Lateral Epicondylitis…aka Tennis Elbow
Most patients I see with tennis elbow haven’t picked up a racket in 20 years. Most professional tennis players have never suffered from tennis elbow . Tennis elbow is not a very telling or accurate name.
Tennis elbow or lateral epicondylitis falls into the broad category of tendinopathies. A tendinopathy is a condition that can affect any of the tendons we have in our body. The tendons which are most commonly affected are the rotator cuff (shoulder), the elbow tendons, the quadriceps tendon and achilles tendon. We used to refer to this situation as a tendonitis.. where the -itis means inflammation. The term we now use is tendinosis, because it turns out that these tendinopathies are not inflammatory in nature. Lateral epicondylitis and other tendonopathies are a degenerative disease. The tendon is changing due to age, activity, chronic stress or even genetics. We do not know exactly why.. but something is causing the tendon to change at its cellular level.
What are the symptoms of Tennis Elbow?
Tennis albow is characterized by pain on the outer side of the elbow, near a boney prominence we call the lateral epicondyle….hence the name. The pain can be quite severe and quite disabling. At it’s worst, you will have difficulty even lifting up a cup of coffee in the morning.
The onset of symptoms can be abrupt or acute, or the elbow pain can build up slowly over time.

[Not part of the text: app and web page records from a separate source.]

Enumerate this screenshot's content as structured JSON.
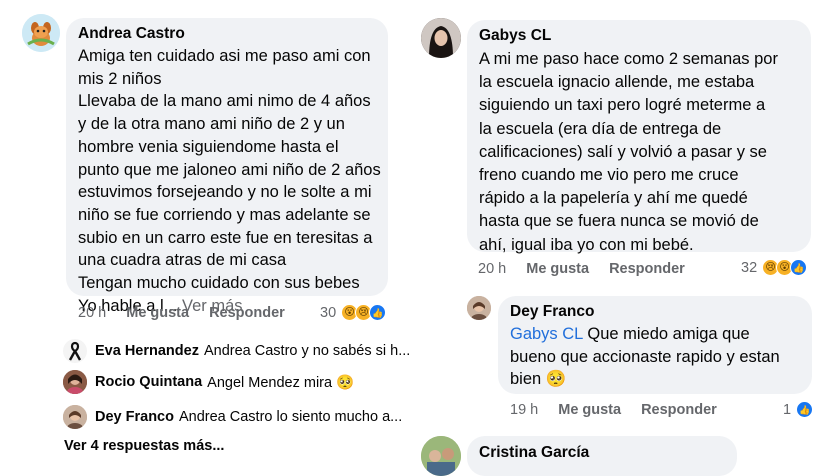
{
  "left_comment": {
    "author": "Andrea Castro",
    "lines": [
      "Amiga ten cuidado asi me paso ami con",
      "mis 2 niños",
      "Llevaba de la mano ami nimo de 4 años",
      "y de la otra mano ami niño de 2 y un",
      "hombre venia siguiendome hasta el",
      "punto que me jaloneo ami niño de 2 años",
      "estuvimos forsejeando y no le solte a mi",
      "niño se fue corriendo y mas adelante se",
      "subio en un carro este fue en teresitas a",
      "una cuadra atras de mi casa",
      "Tengan mucho cuidado con sus bebes"
    ],
    "last_line": "Yo hable a l...",
    "see_more": "Ver más",
    "time": "20 h",
    "like": "Me gusta",
    "reply": "Responder",
    "reaction_count": "30"
  },
  "left_replies": [
    {
      "name": "Eva Hernandez",
      "text": "Andrea Castro y no sabés si h..."
    },
    {
      "name": "Rocio Quintana",
      "text": "Angel Mendez mira 🥺"
    },
    {
      "name": "Dey Franco",
      "text": "Andrea Castro lo siento mucho a..."
    }
  ],
  "left_see_more_replies": "Ver 4 respuestas más...",
  "right_comment": {
    "author": "Gabys CL",
    "lines": [
      "A mi me paso hace como 2 semanas por",
      "la escuela ignacio allende, me estaba",
      "siguiendo un taxi pero logré meterme a",
      "la escuela (era día de entrega de",
      "calificaciones) salí y volvió a pasar y se",
      "freno cuando me vio pero me cruce",
      "rápido a la papelería y ahí me quedé",
      "hasta que se fuera nunca se movió de",
      "ahí, igual iba yo con mi bebé."
    ],
    "time": "20 h",
    "like": "Me gusta",
    "reply": "Responder",
    "reaction_count": "32"
  },
  "right_reply": {
    "author": "Dey Franco",
    "mention": "Gabys CL",
    "line1": "Que miedo amiga que",
    "line2": "bueno que accionaste rapido y estan",
    "line3": "bien 🥺",
    "time": "19 h",
    "like": "Me gusta",
    "reply": "Responder",
    "reaction_count": "1"
  },
  "bottom_comment": {
    "author": "Cristina García"
  }
}
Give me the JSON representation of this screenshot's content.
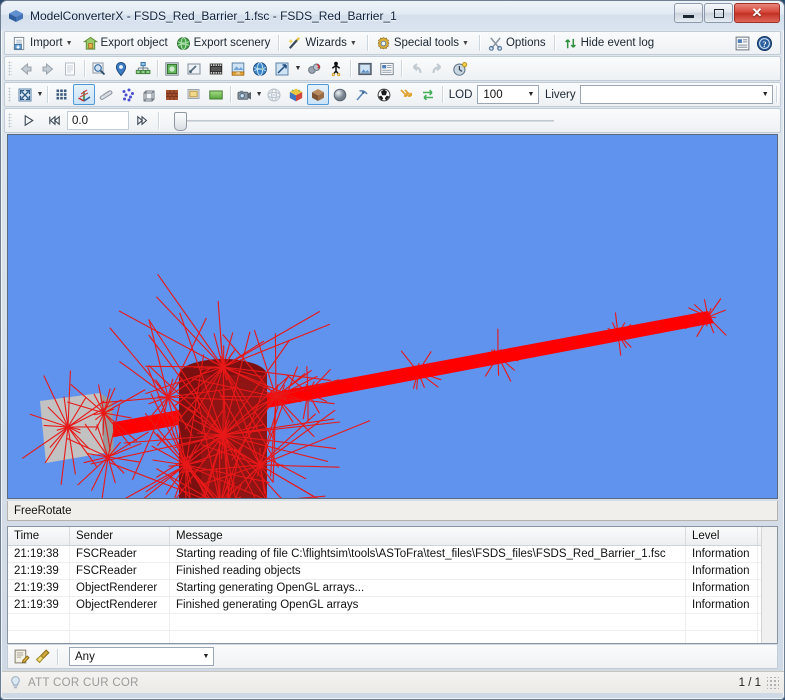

Treatment of Tennis Elbow.
Treatment is geared towards eliminating offending activities, ice, stretching, perhaps even counter force bracing. Absent any success with simple these simple methods we may try injections and even surgery to alleviate your discomfort. A recent article in the NY Times demonstrates how a simple $20 eight inch rubber bar alleviated symptoms that months of injections and formal physical therapy couldn’t.
Many patients who have failed to improve with rest, ice, and therapy also chose to try a platelet rich plasma (PRP) injection prior to considering surgery.
Bottom line, in most people, the pain of tennis elbow is usually self limiting and will go away spontaneously. In those who have very severe pain, a “flexbar” program may help and an injection to “cool down” the elbow may allow you to perform the exercises with less discomfort. Only if you fail to improve with these modalities and the pain significantly interferes with your quality of life should you need to find yourself considering surgery.
Alternatives for treatment of lateral epicondylitis (tennis elbow) are physical therapy, steroid injections, stretching, medications, and PRP. You can also simply wait and see if the pain subsides spontaneously. Surgery, as usual, is the last option… and it will be a decision made by YOU, because you feel that your quality of life is limited to the point where you feel the potential benefits of surgery outweigh the potential risks of surgery (infection, stiffness, incomplete pain relief).